Monday, October 15, 2007

What I've Got Against Bobby Jindal

There are many reasons why I can't support Bobby Jindal's candidacy for governor of Louisiana, though it seems very likely he'll win outright on October 20th and consider it a mandate. But here are my main three reasons:

In the mid-90s Bobby Jindal was a senior consultant for the McKinsey Company, an advising firm that helped Allstate raise their profits from $82 million to over $2 billion. They did this by simply telling Allstate to stop paying so many claims. This turned out to be great news for the profits of share holders, but for people like my family who thought we were really insured, it was a pretty immoral strategy. We're still about 10 months to a year from getting back into our home.

The second reason has to do with good-ol-boy racism. When asked about racial conflict in Louisiana on the day that thousands were marching for justice in Jena Louisiana, among them many of my Xavier students, Jindal commented in public: "We don't need anybody to divide us. We certainly don't need outside agitators to cause problems." When I first read rumors about Jindal calling the marchers "Outside agitators" I was admittedly skeptical as to the rumor's validity, as were many. But now we've heard from several sources in Shreveport that it's true. Now I'm even more amazed that the Times-Picayune and other media outlets are giving Jindal a free pass on that one. Isn't the "outside agitators" comment sort of a "Chocolate City" in reverse? I've learned there is a secret coded language of racists in Louisiana. The term "outside agitators" is something that might not sound so bad in South Dakota, but here, it carries much baggage. My African-American students say they know exactly what he meant by that.

Third, Jindal supports school vouchers. If this turns out helping all of the public school students of New Orleans, then I'll even campaign for Jindal in 4 years. But I think it is going to widen the achievement gap.

1 comment:

Anonymous said...

Nice post. I'm pretty frustrated that he's so popular, and it reminds me a bit of W. It's as though he's the assumed winner because everyone assumes he's the winner. I keep hearing how smart he is, but he strikes me as another simple-minded pandering jerk. His vehemence about prayer in schools is an issue for me too, but the biggest thing came after the FedFlood. Even David Vitter was criticizing the feds for not getting the job done, but Bobby kept carrying the water for W. His "loyalty" was above his duty to the state, and I won't forget that.

Nice that he's given us both discussion topics in class.
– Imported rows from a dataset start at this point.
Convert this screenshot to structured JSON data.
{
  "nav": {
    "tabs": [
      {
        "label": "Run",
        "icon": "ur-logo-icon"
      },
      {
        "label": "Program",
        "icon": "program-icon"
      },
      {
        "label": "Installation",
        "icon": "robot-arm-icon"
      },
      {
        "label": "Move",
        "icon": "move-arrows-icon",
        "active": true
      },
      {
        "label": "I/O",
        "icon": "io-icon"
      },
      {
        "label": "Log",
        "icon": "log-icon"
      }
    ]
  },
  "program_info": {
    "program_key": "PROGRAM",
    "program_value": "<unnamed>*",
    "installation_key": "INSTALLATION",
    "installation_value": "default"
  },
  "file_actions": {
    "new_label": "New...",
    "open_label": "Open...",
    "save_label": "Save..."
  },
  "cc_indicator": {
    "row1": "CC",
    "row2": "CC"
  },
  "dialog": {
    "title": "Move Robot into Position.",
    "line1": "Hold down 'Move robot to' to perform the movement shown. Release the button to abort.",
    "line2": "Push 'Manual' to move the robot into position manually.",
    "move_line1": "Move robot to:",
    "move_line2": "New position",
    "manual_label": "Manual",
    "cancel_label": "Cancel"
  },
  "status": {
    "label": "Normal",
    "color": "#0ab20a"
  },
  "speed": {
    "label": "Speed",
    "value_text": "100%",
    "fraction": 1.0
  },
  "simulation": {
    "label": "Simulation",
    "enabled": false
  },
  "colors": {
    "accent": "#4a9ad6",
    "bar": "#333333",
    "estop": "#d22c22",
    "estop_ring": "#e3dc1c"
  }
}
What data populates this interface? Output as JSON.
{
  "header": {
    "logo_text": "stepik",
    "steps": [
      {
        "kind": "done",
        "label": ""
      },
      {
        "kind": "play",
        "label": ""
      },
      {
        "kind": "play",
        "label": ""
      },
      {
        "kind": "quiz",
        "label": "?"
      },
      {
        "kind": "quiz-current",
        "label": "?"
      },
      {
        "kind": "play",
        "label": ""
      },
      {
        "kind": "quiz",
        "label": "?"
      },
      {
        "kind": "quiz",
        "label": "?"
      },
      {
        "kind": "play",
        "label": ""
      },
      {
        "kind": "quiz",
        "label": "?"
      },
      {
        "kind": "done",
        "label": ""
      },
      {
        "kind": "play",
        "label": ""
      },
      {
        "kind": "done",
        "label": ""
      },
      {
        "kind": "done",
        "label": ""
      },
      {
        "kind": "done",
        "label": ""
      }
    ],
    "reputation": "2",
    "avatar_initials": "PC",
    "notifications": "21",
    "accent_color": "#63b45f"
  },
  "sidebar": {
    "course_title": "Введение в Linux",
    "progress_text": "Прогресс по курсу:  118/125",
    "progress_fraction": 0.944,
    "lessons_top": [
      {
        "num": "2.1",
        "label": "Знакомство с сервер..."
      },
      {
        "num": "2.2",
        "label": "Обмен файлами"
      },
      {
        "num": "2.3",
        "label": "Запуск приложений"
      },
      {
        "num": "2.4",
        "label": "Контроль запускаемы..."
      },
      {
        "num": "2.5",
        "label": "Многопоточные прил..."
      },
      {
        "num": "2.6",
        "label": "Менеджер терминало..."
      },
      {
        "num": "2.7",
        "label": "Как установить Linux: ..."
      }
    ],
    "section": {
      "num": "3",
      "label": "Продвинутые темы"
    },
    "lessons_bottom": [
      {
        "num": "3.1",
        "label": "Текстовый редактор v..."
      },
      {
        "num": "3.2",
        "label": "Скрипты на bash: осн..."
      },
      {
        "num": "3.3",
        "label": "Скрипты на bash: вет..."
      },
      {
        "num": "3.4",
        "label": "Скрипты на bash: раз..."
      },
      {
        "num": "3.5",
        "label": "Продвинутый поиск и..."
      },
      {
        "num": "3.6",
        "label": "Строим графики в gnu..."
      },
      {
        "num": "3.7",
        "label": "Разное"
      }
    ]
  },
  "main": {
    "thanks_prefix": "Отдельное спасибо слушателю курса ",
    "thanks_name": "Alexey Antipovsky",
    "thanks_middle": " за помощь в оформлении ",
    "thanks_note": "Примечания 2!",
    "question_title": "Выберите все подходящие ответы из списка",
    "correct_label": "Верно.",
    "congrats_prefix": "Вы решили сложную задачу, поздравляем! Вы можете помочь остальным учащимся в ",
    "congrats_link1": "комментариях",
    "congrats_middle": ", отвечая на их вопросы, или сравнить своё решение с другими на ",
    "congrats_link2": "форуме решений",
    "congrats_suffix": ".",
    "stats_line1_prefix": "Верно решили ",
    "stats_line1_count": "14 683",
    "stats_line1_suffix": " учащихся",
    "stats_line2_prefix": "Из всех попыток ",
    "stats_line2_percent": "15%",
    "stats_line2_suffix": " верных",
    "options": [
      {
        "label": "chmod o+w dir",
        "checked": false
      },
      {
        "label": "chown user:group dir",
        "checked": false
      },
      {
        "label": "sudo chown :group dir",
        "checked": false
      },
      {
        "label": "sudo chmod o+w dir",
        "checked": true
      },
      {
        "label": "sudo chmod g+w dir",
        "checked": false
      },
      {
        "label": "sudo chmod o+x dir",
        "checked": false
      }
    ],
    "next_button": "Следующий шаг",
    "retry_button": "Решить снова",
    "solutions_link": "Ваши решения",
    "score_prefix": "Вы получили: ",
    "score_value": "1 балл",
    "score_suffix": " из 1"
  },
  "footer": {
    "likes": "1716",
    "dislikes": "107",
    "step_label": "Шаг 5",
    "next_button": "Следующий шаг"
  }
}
In my prejudice seminar, we discussed the issue of names and people's attempts to identify/disidentify their own or others. There's his change from Piyush (and critics' attention to it), Repubs pointing out Obama's middle name Hussein, and Hillary changing her name after Bill lost his first run at Ark governor. One of those associative labels that makes things intriguing.